Wal-Mart spokeswoman Jennifer Holder says its Oregon employees make $10.44 an hour on average, which would work out to about $18,450 a year for a "full-time" employee (as Wal-Mart views anyone working 34 or more hours per week). About 70 percent work full-time, and benefits are available after a six-month waiting period. Wal-Mart critics say the company drives up average-wage data by including managers' salaries and exaggerating its percentage of full-time workers.Comment: That $18,450 figure is for a 34-hour worker; someone working 40 hours would earn $21,715 a year, which is almost 20 percent higher than an IKEA salesperson; even a 34-hour worker earns more than those salespeople.
IKEA doesn't release pay or benefit information, but spokesman Joseph Roth says, "Co-workers are paid a living wage," with no waiting period for benefits. Fortune magazine reports that IKEA salespeople earn $18,300 a year. Unlike Wal-Mart, IKEA regularly makes Fortune's "Top 100 companies to work for" but slipped from No. 62 to No. 96 this year.
A side note: Both list China, nobody's top choice for worker-friendly conditions, as their No. 1 supplier.
IKEA's Portland store will be 280,000 square feet, making even Wal-Mart's largest Supercenters (185,000 square feet) feel downright cozy by comparison. But the combined total of all seven Portland-area Wal-Marts is 959,000 square feet.Comment: IKEA's Portland store will be 50 percent larger than the biggest Wal-Mart store, and if IKEA had seven stores in this area, the total would be twice as large as the Wal-Mart running tally -- not counting parking. But really, the footprint of these stores is irrelevant -- the store locations are zoned for commercial use, so it's not like someone will try to grow a managed forest on any of the lots.
IKEA gets enviro props, proclaiming it "only buys wood from managed forests, never from natural forests." Roth says all new IKEA stores, including the one in Portland, will seek LEED green-building certification by meeting energy and environmental standards. Wal-Mart has moved recently to improve building and truck fleet efficiency and has become the world's biggest seller of organic milk and organic cotton. IKEA doesn't offer organic cotton in its line of bed-wear.
Wal-Mart is the world's largest retailer, employing 1.3 million in the United States and more than 10,000 in its 29 Oregon stores alone. IKEA has about 10,000 "co-workers" in all its 28 U.S. locations.Comment: Just a question: how much does Wal-Mart -- with 130 times the number of employees as IKEA and 96 times the earnings -- pay in taxes to the various state and federal entities compared to IKEA? Wanna bet who pays more? A ton more?

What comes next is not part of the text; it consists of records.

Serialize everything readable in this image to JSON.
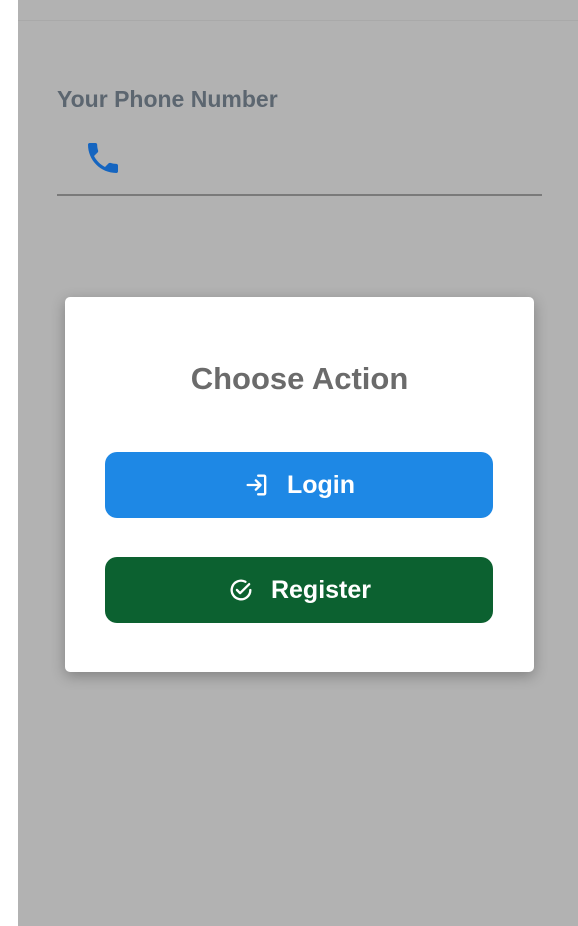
{
  "phone": {
    "label": "Your Phone Number",
    "value": "",
    "icon": "phone-icon",
    "icon_color": "#1565c0"
  },
  "dialog": {
    "title": "Choose Action",
    "login_label": "Login",
    "login_icon": "login-icon",
    "login_color": "#1e88e5",
    "register_label": "Register",
    "register_icon": "check-circle-icon",
    "register_color": "#0c6130"
  },
  "colors": {
    "overlay": "#b2b2b2",
    "dialog_bg": "#ffffff"
  }
}
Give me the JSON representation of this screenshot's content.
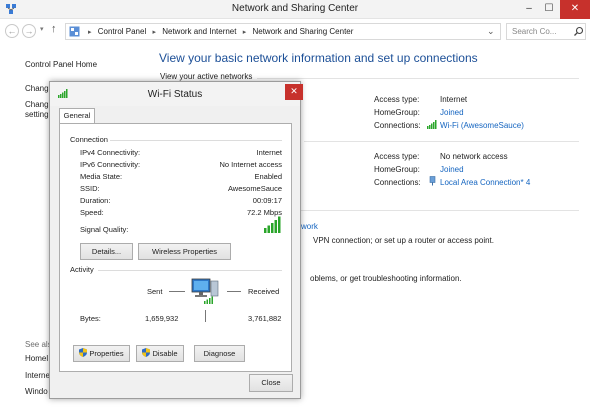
{
  "window": {
    "title": "Network and Sharing Center",
    "min_label": "–",
    "max_label": "☐",
    "close_label": "✕"
  },
  "address_bar": {
    "back_icon": "back-arrow-icon",
    "forward_icon": "forward-arrow-icon",
    "crumbs": [
      "Control Panel",
      "Network and Internet",
      "Network and Sharing Center"
    ],
    "search_placeholder": "Search Co..."
  },
  "left_nav": {
    "home": "Control Panel Home",
    "partial1": "Chang",
    "partial2": "Chang",
    "partial3": "setting",
    "see_also_label": "See als",
    "see_also_items": [
      "Homel",
      "Interne",
      "Windo"
    ]
  },
  "main": {
    "heading": "View your basic network information and set up connections",
    "active_label": "View your active networks",
    "net1": {
      "access_label": "Access type:",
      "access_value": "Internet",
      "homegroup_label": "HomeGroup:",
      "homegroup_value": "Joined",
      "connections_label": "Connections:",
      "connections_value": "Wi-Fi (AwesomeSauce)"
    },
    "net2": {
      "access_label": "Access type:",
      "access_value": "No network access",
      "homegroup_label": "HomeGroup:",
      "homegroup_value": "Joined",
      "connections_label": "Connections:",
      "connections_value": "Local Area Connection* 4"
    },
    "change_partial_link": "work",
    "change_partial_text": "VPN connection; or set up a router or access point.",
    "trouble_partial_text": "oblems, or get troubleshooting information."
  },
  "dialog": {
    "title": "Wi-Fi Status",
    "close_label": "✕",
    "tab": "General",
    "connection_group": "Connection",
    "rows": [
      {
        "label": "IPv4 Connectivity:",
        "value": "Internet"
      },
      {
        "label": "IPv6 Connectivity:",
        "value": "No Internet access"
      },
      {
        "label": "Media State:",
        "value": "Enabled"
      },
      {
        "label": "SSID:",
        "value": "AwesomeSauce"
      },
      {
        "label": "Duration:",
        "value": "00:09:17"
      },
      {
        "label": "Speed:",
        "value": "72.2 Mbps"
      }
    ],
    "signal_label": "Signal Quality:",
    "signal_bars": 5,
    "details_button": "Details...",
    "wireless_button": "Wireless Properties",
    "activity_group": "Activity",
    "sent_label": "Sent",
    "received_label": "Received",
    "bytes_label": "Bytes:",
    "bytes_sent": "1,659,932",
    "bytes_received": "3,761,882",
    "properties_button": "Properties",
    "disable_button": "Disable",
    "diagnose_button": "Diagnose",
    "close_button": "Close"
  },
  "colors": {
    "link": "#1565c0",
    "heading": "#1c4f97",
    "close_red": "#c7312c",
    "signal_green": "#2aa52a"
  }
}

On its biggest day, the day after Thanksgiving 2002, Wal-Mart grossed $1.43 billion, nearly as much as IKEA took in that entire year. IKEA's U.S. earnings were $2 billion last year, barely 1 percent of Wal-Mart's $191.8 billion.
IKEA offers salmon plates and Swedish meatballs in its cafeteria-style restaurants; Wal-Mart rents out space to McDonald's and Subway. IKEA toys include "Ratta," the stuffed rat, and "Krabba," the stuffed crab. Wal-Mart offers "Barbie's Jammin' Jeep Wrangler" and John Deere toy tractors.Comment: What the hell is a "cachet," anyway? And how is this category relevant to the discussion? Actually, it is helpful -- the definition is "an indication of approved or superior status," and that word beautifully illustrates the elitist attitude of Wal-Mart's opponents.